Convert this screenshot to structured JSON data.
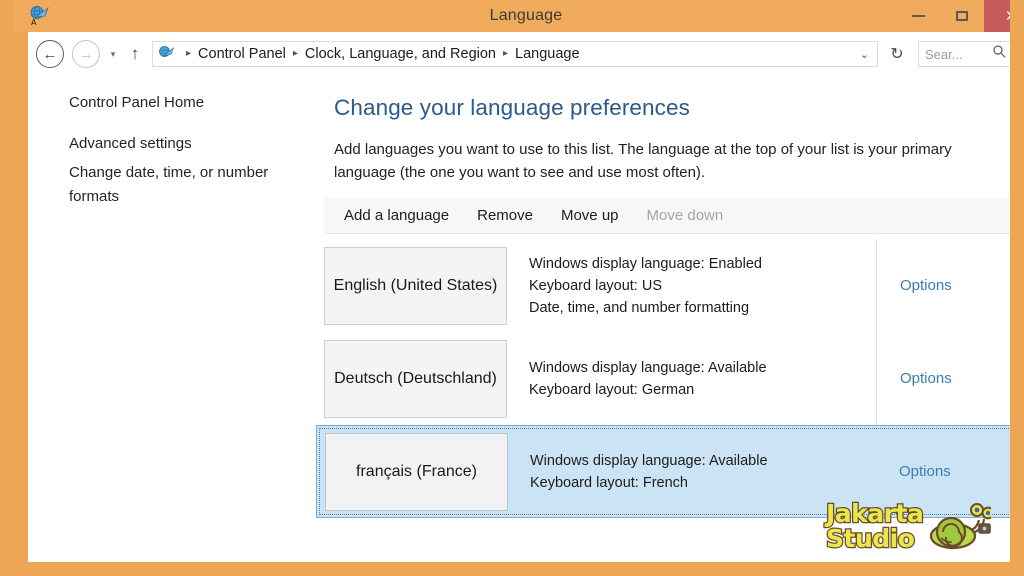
{
  "window": {
    "title": "Language",
    "icon": "language-globe-icon",
    "frame_color": "#eda654",
    "titlebar_color": "#f0aa5c",
    "close_button_color": "#c75c5c",
    "controls": {
      "minimize": "minimize-icon",
      "maximize": "maximize-icon",
      "close": "×"
    }
  },
  "navbar": {
    "back": "←",
    "forward": "→",
    "history_dropdown": "▾",
    "up": "↑",
    "breadcrumb": [
      "Control Panel",
      "Clock, Language, and Region",
      "Language"
    ],
    "breadcrumb_separator": "▸",
    "address_chevron": "⌄",
    "refresh": "↻",
    "search_placeholder": "Sear..."
  },
  "sidebar": {
    "items": [
      {
        "label": "Control Panel Home"
      },
      {
        "label": "Advanced settings"
      },
      {
        "label": "Change date, time, or number formats"
      }
    ]
  },
  "main": {
    "title": "Change your language preferences",
    "description": "Add languages you want to use to this list. The language at the top of your list is your primary language (the one you want to see and use most often).",
    "toolbar": [
      {
        "label": "Add a language",
        "enabled": true
      },
      {
        "label": "Remove",
        "enabled": true
      },
      {
        "label": "Move up",
        "enabled": true
      },
      {
        "label": "Move down",
        "enabled": false
      }
    ],
    "languages": [
      {
        "name": "English (United States)",
        "display_language": "Windows display language: Enabled",
        "keyboard_layout": "Keyboard layout: US",
        "extra": "Date, time, and number formatting",
        "options_label": "Options",
        "selected": false
      },
      {
        "name": "Deutsch (Deutschland)",
        "display_language": "Windows display language: Available",
        "keyboard_layout": "Keyboard layout: German",
        "extra": "",
        "options_label": "Options",
        "selected": false
      },
      {
        "name": "français (France)",
        "display_language": "Windows display language: Available",
        "keyboard_layout": "Keyboard layout: French",
        "extra": "",
        "options_label": "Options",
        "selected": true
      }
    ]
  },
  "watermark": {
    "line1": "Jakarta",
    "line2": "Studio",
    "mascot": "snail-with-camera-icon"
  }
}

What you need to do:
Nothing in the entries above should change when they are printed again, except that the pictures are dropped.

Task solution:
Convert this screenshot to structured JSON data.
{
  "window": {
    "title": "Language",
    "icon": "language-globe-icon",
    "frame_color": "#eda654",
    "titlebar_color": "#f0aa5c",
    "close_button_color": "#c75c5c",
    "controls": {
      "minimize": "minimize-icon",
      "maximize": "maximize-icon",
      "close": "×"
    }
  },
  "navbar": {
    "back": "←",
    "forward": "→",
    "history_dropdown": "▾",
    "up": "↑",
    "breadcrumb": [
      "Control Panel",
      "Clock, Language, and Region",
      "Language"
    ],
    "breadcrumb_separator": "▸",
    "address_chevron": "⌄",
    "refresh": "↻",
    "search_placeholder": "Sear..."
  },
  "sidebar": {
    "items": [
      {
        "label": "Control Panel Home"
      },
      {
        "label": "Advanced settings"
      },
      {
        "label": "Change date, time, or number formats"
      }
    ]
  },
  "main": {
    "title": "Change your language preferences",
    "description": "Add languages you want to use to this list. The language at the top of your list is your primary language (the one you want to see and use most often).",
    "toolbar": [
      {
        "label": "Add a language",
        "enabled": true
      },
      {
        "label": "Remove",
        "enabled": true
      },
      {
        "label": "Move up",
        "enabled": true
      },
      {
        "label": "Move down",
        "enabled": false
      }
    ],
    "languages": [
      {
        "name": "English (United States)",
        "display_language": "Windows display language: Enabled",
        "keyboard_layout": "Keyboard layout: US",
        "extra": "Date, time, and number formatting",
        "options_label": "Options",
        "selected": false
      },
      {
        "name": "Deutsch (Deutschland)",
        "display_language": "Windows display language: Available",
        "keyboard_layout": "Keyboard layout: German",
        "extra": "",
        "options_label": "Options",
        "selected": false
      },
      {
        "name": "français (France)",
        "display_language": "Windows display language: Available",
        "keyboard_layout": "Keyboard layout: French",
        "extra": "",
        "options_label": "Options",
        "selected": true
      }
    ]
  },
  "watermark": {
    "line1": "Jakarta",
    "line2": "Studio",
    "mascot": "snail-with-camera-icon"
  }
}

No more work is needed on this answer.